The charts above and below (click to zoom) show the dimensions of some of the Challenger-class cars in the World Solar Challenge coming up this October (see also my illustrated teams list). In the chart above, ⬤ = cars with silicon arrays (4 m2 allowed), ⬛ = thin film single junction (3.56 m2 allowed), and ▲ = multijunction gallium arsenide (2.64 m2 allowed). All three technologies are in use this year. Hollow symbols denote cars from 2017.
Particularly noticeable is Twente’s incredibly shrinking car. They switched technologies this year, but were also so efficient that their new car is about 18% smaller than Delft’s – almost a square metre smaller! There are also three visible clusters – larger silicon-array cars at the top right, compact catamarans (like Twente and Delft) at the left, and monohulls at the bottom right. In the chart below, solid lines show dimensions for this year, and dotted lines those of 2017.
Update: the width of Eclipse’s entry has been corrected (the impact attenuator has been removed for WSC).
In recent solar car news, we have now seen new car reveals from HUST (pic), Top Dutch (video), Twente (video), Blue Sky (video), the commercial solar car Lightyear One (video), Kogakuin (video), and – just now – Agoria (video and below).

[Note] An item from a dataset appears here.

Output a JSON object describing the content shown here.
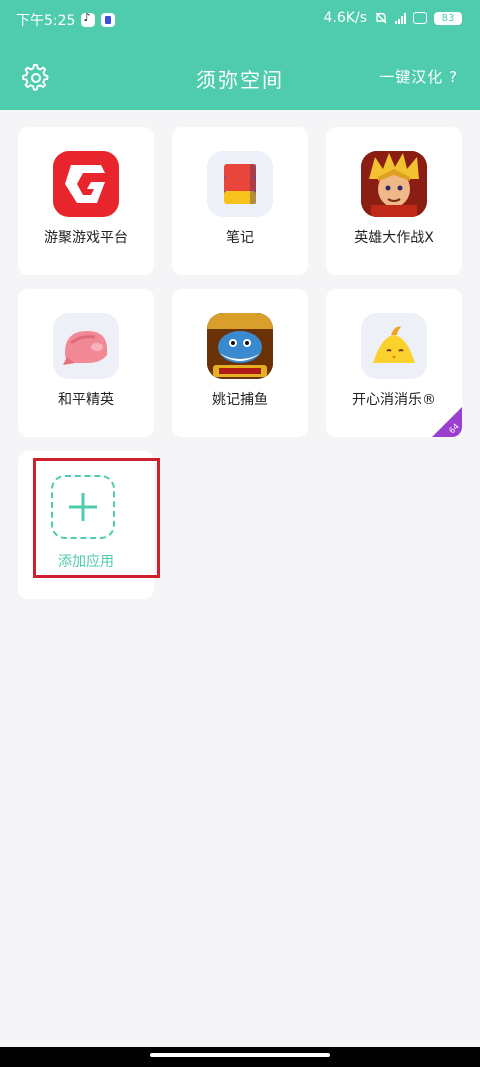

To illustrate the World Solar Challenge Cruiser-class scoring for 2017, here is the calculation for Kogakuin’s 2015 car (above). Disclaimer: this is, of course, my personal interpretation of the regulations.
Notice that Cruisers are not in a race this year – any arrival time during the 11:00 to 14:00 time window on Friday is OK.
Friday 11:35. Inside window? YES
Battery capacity, Q = 14.855 kWh Number of recharges, n = 1 (at Alice Springs) External energy use, U = (n + 1) Q = 29.71 Person-km, C = 3022 Energy efficiency, E = C / U = 101.7 Highest energy efficiency, E* = 203.6 (Eindhoven) Relative energy efficiency, E / E* = 0.4996
Practicality P = 51.75 Highest practicality, P* = 84.5 (Eindhoven) Relative practicality, P / P* = 0.6124
Total score, S = 80 E / E* + 20 P / P* = 39.97 + 12.25 = 52.22
This is a massively lower score for Kogakuin than was actually awarded in 2015. This year, the World Solar Challenge Cruiser Class is all about energy-efficiency, carrying passengers, and practicality. Expect to see the four-seat and five-seat Cruisers (like the Polish car below) running with every seat occupied.
Recently I made a poster of the favourites (based purely on 2015 performance) for the 2017 WSC. Here is a somewhat more subjective list of new, innovative, and rising teams. All worth watching! For more details, see my annotated list of teams.
MostDece has written a superb blog post on the WSC challengers. Based on that, I’ve updated my previous post on dimensions. The infographic above (click to zoom) shows the reported length and width of 16 WSC cars (Challenger class only, this time). The widest car (at 2.05 m) is the South African car from NWU (below), but of course that includes the outrigger wheels. The narrowest is the long narrow bullet car from Michigan. There are also short zippy little cars from Nuon, Principia, and Punch.
Update: The chart below clusters cars with similar length/width combinations. NWU is a visible outlier. Below NWU, we have big cars (ITU, MDH, Adelaide, Aaachen, JU – over 1.6 m wide and at least 4 m long), short catamarans (Nuon, Principia, Punch – 1.55 to 1.6 m wide and at most 3.5 m long), narrow catamarans (Nagoya, Stanford, Twente, WSU – 1.38 to 1.5 m wide and at least 4 m long), and monohulls (Tokai, Kogakuin, Michigan – at most 1.2 m wide and over 4.9 m long):
Update: Unfortunately, the two charts above reflect incorrect information from the Stanford team. The Stanford car is actually substantially wider.